Top 11 Guidelines To Create SEO Friendly URL
Search engines place some weight on keywords in your URLs. Be careful, however, as the search engines can interpret long URLs with numerous hyphens in them (e.g.,Buy-this-awesome-product-now.html) as a spam signal.
The following are some guidelines for selecting optimal SEO friendly URL for the pages of your site(s):
1) Describe your content
An obvious URL is a great SEO friendly URL. If a user can look at the address bar (or a pasted link) and make an accurate guess about the content of the page before ever reaching it, you’ve done your job. These URLs get pasted, shared, emailed, written down, and yes, even recognized by the engines.
2) Keep it short
Brevity is a virtue. The shorter the SEO friendly URL, the easier it is to copy and paste, read over the phone, write on a business card, or use in a hundred other unorthodox fashions, all of which spell better usability and increased branding. Remember, however, that you can always create a shortened URL for marketing purposes that redirects to the destination URL of your content—just know that this short URL will have no SEO value.
3) Static is the way
Search engines treat static URLs differently than dynamic ones. Users also are not fond of URLs in which the big players are? &, and =. They are just harder to read and understand.
4) Descriptive text is better than the numbers
If you’re thinking of using 114/cat223/, you should go with /brand/adidas/ instead. Even if the descriptive text isn’t a keyword or is not particularly informative to an uninitiated user, it is far better to use words when possible. If nothing else, your team members will thank you for making it that much easier to identify problems in development and testing.
5) Keywords never hurt
If you know you’re going to be targeting a lot of competitive keyword phrases on your website for search traffic, you’ll want every advantage you can get. Keywords are certainly one element of that strategy, so take the list from marketing, map it to the proper pages, and get to work. For dynamically created pages through a CMS, create the option of including keywords in the SEO friendly URL.
6) Subdomains aren’t always the answer
First off, never use multiple subdomains (e.g., product.brand.site.com); they are unnecessarily complex and lengthy. Second, consider that subdomains have the potential to be treated separately from the primary domain when it comes to passing link and trust value. In most cases where just a few subdomains are used and there’s good interlinking, it won’t hurt, but be aware of the downsides.
7) Fewer folders
A URL should contain no unnecessary folders (or words or characters, for that matter). They do not add to the user experience of the site and can, in fact, confuse
8) Hyphens separate best
When creating URLs with multiple words in the format of a phrase, hyphens are best to separate the terms (e.g., /brands/dolce-and-gabbana/), but you can also use plus signs (+).
9) Stick with conventions
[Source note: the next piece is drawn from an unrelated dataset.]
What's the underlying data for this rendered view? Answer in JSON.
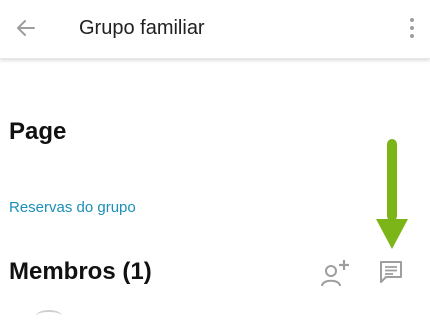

If your site uses a single format throughout, don’t consider making one section unique. Stick to your URL guidelines once they are established so that your users (and future site developers) will have a clear idea of how content is organized into folders and pages. This can apply globally as well as for sites that share platforms, brands, and so on.
10) Don’t be case-sensitive
URLs can accept both uppercase and lowercase characters, so don’t ever, ever allow any uppercase letters in your structure. Unix/Linux-based web servers are case-sensitive, so http://www.domain.com/Products/widgets/ is technically a different URL from http://www.domain.com/products/widgets/. Note that this is not true in Microsoft IIS servers, but there are a lot of Apache web servers out there. In addition, this is confusing to users, and potentially to search engine spiders as well. Google sees any URLs with even a single unique character as unique URLs. So if your site shows the same content on www.domain.com/Products/widgets/ and www.domain.com/products/widgets/, it could be seen as duplicate content. If you have such URLs now, implement a 301-redirect pointing them to all-lowercase versions, to help avoid confusion. If you have a lot of type-in traffic, you might even consider a 301 rule that sends any incorrect capitalization permutation to its rightful home.
11) Don’t append extraneous data
There is no point in having a URL exist in which removing characters generates the same content. You can be virtually assured that people on the Web will figure it out; link to you in different fashions; confuse themselves, their readers, and the search engines (with duplicate content issues); and then complain about it.